by Gabrielle DeMarco on April 22, 2011

We are all familiar with those news articles that wax poetic about the health benefits of previously unhealthy fare such as red wine and chocolate. Believe it or not, there is actually some science behind the claims. One of things about these former vices that have given healthy eaters a new lease on life is the flavonoid.

Natural compounds found in plants, flavonoids are the molecules responsible for the vibrant and varied colors of flowers. They have also been widely studied to be a strong antioxidant, antiviral, antibacterial, antiobesity, and anticancer agent in humans. But, before you run out and stock up on merlot and milk chocolate, perhaps a better source could be found than something laced with sugar, calories, and alcohol?

One of newest members of the faculty, Mattheos Koffas, is working is his lab to help develop an easy to produce, affordable, and potent way to get your daily flavonoids. He recently published a paper in the journal Metabolic Engineering detailing a way to optimize the production of flavonoids from simple glucose.

A metabolic engineer, Koffas focuses his research on ways to use chemistry to mimic and optimize some important cells that occur in the natural world. Another example is the cell of yew tree bark. Why tree bark? This simple bark is the chemical basis for some of the most potent and widely used chemotherapy drugs in use today. Koffas is taking these cells and looking at the pathways that they use to fight cancer in the body. This information will also help him uncover ways to further increase their potency.

With flavonoids, Koffas and his colleagues use simple E. coli as a means to easily convert simple glucose into beneficial flavonoids.
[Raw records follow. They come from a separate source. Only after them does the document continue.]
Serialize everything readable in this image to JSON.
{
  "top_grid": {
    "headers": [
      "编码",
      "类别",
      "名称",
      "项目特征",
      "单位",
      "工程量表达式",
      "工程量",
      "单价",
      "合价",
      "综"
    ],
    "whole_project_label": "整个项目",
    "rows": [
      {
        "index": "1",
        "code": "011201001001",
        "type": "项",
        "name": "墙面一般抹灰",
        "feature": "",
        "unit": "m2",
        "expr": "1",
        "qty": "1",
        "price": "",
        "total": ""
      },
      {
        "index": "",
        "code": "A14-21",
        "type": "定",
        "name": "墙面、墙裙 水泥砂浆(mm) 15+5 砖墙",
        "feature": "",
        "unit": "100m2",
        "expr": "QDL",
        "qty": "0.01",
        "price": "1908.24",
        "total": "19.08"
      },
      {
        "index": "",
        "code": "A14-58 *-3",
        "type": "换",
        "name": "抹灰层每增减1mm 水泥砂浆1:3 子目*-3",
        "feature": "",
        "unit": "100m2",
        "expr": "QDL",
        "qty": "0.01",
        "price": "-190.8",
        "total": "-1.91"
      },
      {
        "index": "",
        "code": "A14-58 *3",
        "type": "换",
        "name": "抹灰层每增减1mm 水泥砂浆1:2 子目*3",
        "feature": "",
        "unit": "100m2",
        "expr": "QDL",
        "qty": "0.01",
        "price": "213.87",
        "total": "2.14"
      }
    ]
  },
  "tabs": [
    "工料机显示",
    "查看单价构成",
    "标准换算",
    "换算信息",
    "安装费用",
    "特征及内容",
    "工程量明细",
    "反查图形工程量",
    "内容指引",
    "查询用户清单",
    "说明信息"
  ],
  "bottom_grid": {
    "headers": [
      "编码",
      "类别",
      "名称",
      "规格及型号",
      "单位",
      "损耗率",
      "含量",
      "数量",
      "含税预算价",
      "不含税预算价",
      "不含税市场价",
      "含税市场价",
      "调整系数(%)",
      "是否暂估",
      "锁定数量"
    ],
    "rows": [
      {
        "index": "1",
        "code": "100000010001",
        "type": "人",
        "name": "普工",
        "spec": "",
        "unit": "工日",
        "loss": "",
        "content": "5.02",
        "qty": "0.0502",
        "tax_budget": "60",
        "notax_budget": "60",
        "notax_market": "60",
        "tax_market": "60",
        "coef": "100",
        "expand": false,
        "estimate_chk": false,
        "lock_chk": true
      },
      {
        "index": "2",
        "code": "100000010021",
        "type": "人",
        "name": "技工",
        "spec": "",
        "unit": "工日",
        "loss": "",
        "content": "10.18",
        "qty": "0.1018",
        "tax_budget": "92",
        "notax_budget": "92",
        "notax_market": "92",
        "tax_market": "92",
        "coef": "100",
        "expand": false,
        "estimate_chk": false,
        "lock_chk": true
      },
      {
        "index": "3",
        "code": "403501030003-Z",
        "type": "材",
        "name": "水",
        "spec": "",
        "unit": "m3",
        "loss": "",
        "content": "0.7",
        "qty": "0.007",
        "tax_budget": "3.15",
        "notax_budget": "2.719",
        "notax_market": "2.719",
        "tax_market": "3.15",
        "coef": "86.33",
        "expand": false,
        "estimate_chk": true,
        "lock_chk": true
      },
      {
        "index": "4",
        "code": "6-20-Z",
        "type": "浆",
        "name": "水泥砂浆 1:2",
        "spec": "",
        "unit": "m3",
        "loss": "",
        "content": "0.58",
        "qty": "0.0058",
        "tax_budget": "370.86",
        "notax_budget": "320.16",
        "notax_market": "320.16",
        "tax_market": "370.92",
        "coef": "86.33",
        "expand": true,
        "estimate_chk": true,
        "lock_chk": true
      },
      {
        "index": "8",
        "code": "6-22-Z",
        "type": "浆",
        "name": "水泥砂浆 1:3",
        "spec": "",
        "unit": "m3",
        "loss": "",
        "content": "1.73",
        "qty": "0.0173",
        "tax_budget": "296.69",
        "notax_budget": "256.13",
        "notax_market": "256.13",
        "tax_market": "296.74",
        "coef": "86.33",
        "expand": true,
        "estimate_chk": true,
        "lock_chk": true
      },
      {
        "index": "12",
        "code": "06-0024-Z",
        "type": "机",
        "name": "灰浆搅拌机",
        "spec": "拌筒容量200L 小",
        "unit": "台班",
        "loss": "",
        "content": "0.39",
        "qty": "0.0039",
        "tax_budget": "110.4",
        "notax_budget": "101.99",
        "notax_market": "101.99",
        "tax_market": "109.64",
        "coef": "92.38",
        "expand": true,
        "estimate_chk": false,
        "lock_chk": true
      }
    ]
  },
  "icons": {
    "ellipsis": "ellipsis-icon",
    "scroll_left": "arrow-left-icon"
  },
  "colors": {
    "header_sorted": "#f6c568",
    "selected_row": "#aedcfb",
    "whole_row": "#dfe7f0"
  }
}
Their simplified process reduces the cost of producing flavonoids in the lab and decreases the productions steps currently required to manufacture flavonoids in factories. The photo above, shows the four steps of the process that results in the production of the main flavonoid precursor, naringenin.

The complex chemistry might not look as delicious as dark chocolate, but the research is an important step toward developing better and less expensive flavonoids supplements or drugs.